And let me say here
if you read any further!
First of all, I thought there was a real object lesson in the "adoption talk" between Po and his adoptive dad. Turns out that Po knew all along he wasn't Mr. Ping's biological son (duh!), but didn't say anything because his dad didn't say anything. Po says something like, "Why didn't you tell me?" And Mr. Ping said something like, "Why didn't you ask?!" Like I'm always saying, if adoptive parents figure their kids aren't thinking about adoption because they aren't broaching the subject, then their kids who are indeed thinking about adoption will read that silence as the answer -- adoption isn't something their parents are comfortable talking about.
Second, when Po does finally ask, and Mr. Ping tries to tell him his (Po's) story, he does what so many adoptive parents do -- he starts at the moment he and Po met, as if there was no Po before that moment.

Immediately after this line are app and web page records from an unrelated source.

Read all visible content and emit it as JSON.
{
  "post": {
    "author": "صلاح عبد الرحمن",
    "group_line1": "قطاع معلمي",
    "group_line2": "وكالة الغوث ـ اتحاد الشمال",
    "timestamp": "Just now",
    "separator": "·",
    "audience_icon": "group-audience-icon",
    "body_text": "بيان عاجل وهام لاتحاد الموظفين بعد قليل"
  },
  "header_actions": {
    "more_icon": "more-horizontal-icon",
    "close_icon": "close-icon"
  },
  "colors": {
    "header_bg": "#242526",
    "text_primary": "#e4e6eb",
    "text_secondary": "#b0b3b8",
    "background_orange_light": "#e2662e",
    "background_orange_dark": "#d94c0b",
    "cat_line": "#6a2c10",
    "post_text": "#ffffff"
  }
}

Sure, he didn't know much, just that Po got into that box of radishes somehow, but simple biology allows for the "you grew in your birth mother's tummy until it was time for you to be born" start. And, another important point illustrated here, Po wasn't satisfied with the moment-we-met story, saying, "I need to know the beginning."
Third, I was prepared for the ultimate "the past doesn't matter" theme when the seer who is taking care of Po after he is injured tells him that he shouldn't dwell on his past, that the unhappiness of his beginnings doesn't matter, what matters is what he chooses to become. A little dismissive, yes? BUT, I was struck by the fact that BEFORE she gives this message, she insists that Po has to KNOW about his past. She tells him not to fight the memories of his biological parents, that he can only move on after he knows. Maybe not so dismissive after all. . . .

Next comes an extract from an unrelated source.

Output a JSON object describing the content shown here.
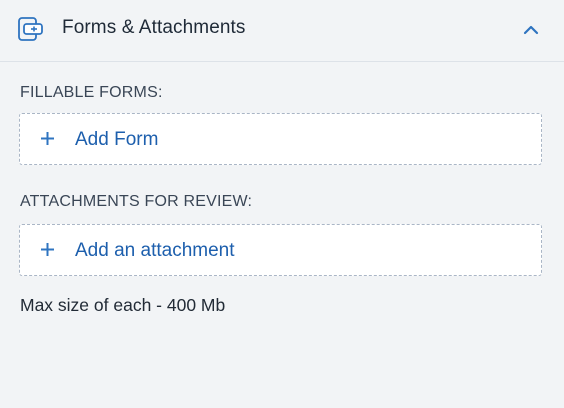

Fourth, I thought the film was REALLY "birthmom-positive" during the "abandoned-in-a-box" scene, thank goodness. She was so obviously loving in her good-bye to Po, with a lingering hug as she finally tore herself away from him to lead the murderous wolves away from him. Maybe it was Po left alone like my kids, maybe it was the damn box, but that was the one scene that made me teary-eyed.

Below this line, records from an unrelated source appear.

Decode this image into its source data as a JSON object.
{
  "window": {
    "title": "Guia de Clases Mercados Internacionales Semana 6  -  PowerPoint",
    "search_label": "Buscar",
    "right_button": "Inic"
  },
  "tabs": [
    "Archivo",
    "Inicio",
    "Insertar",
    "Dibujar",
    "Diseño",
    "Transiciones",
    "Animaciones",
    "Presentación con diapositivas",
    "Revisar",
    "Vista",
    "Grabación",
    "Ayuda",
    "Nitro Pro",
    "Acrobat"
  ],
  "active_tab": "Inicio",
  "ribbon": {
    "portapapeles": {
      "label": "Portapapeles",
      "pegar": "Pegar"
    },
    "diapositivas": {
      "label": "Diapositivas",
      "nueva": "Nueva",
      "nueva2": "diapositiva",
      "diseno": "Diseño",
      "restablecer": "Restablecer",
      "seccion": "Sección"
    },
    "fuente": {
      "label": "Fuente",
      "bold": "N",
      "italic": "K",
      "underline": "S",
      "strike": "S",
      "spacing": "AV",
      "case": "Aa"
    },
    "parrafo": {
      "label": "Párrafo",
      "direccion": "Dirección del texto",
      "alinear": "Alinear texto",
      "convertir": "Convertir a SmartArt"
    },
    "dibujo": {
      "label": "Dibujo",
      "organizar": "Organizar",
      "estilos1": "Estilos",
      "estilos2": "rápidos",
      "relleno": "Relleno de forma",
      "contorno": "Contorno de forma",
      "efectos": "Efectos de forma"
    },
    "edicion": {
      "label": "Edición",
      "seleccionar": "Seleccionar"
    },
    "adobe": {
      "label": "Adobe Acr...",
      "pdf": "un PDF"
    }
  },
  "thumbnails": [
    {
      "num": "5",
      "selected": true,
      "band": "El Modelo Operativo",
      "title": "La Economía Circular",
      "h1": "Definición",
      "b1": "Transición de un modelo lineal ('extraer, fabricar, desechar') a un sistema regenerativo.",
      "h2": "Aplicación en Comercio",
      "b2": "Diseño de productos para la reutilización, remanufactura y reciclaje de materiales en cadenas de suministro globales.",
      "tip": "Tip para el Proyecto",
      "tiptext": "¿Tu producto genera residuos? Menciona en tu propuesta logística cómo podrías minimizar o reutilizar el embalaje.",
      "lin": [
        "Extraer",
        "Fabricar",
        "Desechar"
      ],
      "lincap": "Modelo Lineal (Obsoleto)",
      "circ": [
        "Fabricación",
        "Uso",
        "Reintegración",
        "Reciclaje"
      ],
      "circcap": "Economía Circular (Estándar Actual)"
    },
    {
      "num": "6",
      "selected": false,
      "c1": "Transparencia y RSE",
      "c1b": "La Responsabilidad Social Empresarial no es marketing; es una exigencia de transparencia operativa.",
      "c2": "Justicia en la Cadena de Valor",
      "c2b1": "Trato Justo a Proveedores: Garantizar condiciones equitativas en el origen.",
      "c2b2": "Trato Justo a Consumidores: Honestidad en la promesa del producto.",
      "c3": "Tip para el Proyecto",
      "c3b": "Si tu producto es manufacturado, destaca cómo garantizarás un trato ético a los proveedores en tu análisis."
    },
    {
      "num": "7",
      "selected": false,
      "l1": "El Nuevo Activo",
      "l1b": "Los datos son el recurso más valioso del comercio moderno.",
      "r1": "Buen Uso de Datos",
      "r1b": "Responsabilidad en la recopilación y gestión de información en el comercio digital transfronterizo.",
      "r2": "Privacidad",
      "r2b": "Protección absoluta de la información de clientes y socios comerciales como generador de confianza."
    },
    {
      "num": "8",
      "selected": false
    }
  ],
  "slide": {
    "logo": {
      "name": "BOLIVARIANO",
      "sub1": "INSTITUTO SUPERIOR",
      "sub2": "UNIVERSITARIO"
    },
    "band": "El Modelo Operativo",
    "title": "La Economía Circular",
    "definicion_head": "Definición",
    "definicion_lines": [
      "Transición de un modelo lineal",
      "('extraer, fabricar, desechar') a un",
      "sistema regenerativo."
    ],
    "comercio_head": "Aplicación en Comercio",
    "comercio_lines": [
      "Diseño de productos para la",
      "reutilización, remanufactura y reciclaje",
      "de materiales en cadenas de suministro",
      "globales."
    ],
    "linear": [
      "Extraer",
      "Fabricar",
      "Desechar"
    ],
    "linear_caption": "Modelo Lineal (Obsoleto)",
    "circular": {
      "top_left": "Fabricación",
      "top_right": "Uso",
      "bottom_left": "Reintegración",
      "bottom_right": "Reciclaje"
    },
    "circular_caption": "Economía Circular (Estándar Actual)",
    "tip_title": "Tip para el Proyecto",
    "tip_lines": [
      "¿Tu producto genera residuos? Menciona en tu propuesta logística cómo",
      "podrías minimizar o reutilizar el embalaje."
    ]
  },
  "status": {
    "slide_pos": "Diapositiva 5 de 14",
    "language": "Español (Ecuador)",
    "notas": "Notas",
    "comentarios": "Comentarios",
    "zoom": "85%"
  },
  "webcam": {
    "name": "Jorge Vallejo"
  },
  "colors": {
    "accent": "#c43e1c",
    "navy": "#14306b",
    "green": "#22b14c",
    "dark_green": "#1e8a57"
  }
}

Fifth, I am sorry that the movie makers missed an opportunity to present a different adoption paradigm instead of the easy "past doesn't matter" meme. Maybe that will come up in Kung Fu Panda 3, who knows. Tell me if I imagined this, but was the hammer used by Po's panda dad in the flashback the same hammer used by Master Rhino? If so, I can see in a KFP3 a real connection between Po's bio dad and kung fu as an explanation for where Po's interest and talent comes from, a biological explanation that makes clear that "where you come from" might matter after all.
Sixth, my impression from the reviews and comments I had read was that Po was sort of rejecting his biological family at the end, saying significantly to Mr. Ping, "I know who I am now. I am your son." But one thing made me see it differently -- he kept the panda toy he found in the wreckage of his home village, the one he saw himself carrying in his flashbacks. As he carries two boxes of radishes he brought home for his dad, he reaches into one and brings out the toy, giving it pride of place on top of the radishes. Maybe it was only meant to signify acceptance of his "beginnings" as the baby panda in the radish box, but it seemed to me that he was bringing part of his former life into his childhood home.
Seventh, I thought the Asian imagery -- the countryside, the towns, Shen's palace that reminded me a bit of the Wild Goose Pagoda, the shadow puppets at the beginning -- was wonderful, and much more pronounced than the last movie. Maybe because Kung Fu Panda 2 is the first Hollywood animated feature directed by an Asian American woman.
So I'd say it's a mixed bag on the adoption front. Yes, adoptive parents who want to downplay the importance of birth parents get a message that allows them to do that. But there's a price to pay to get that message -- the movie's frank talk of birth parents and Po's questions about his will, as Maya put it, "make adopted kids ask questions." The girls enjoyed the movie while watching it -- Zoe said it was much better than the first movie. But afterwards, she said it made her sad because it made her think about her birth parents and she wanted to spend time alone in her room afterwards. And, it really opened the floodgates for Maya, who doesn't often want to talk about her birth parents. She had lots of questions, and needed a lengthy "cry and cuddle," which Zoe later joined us in. I expect we'll see more processing in the days to come, but they both say they want to see the movie again!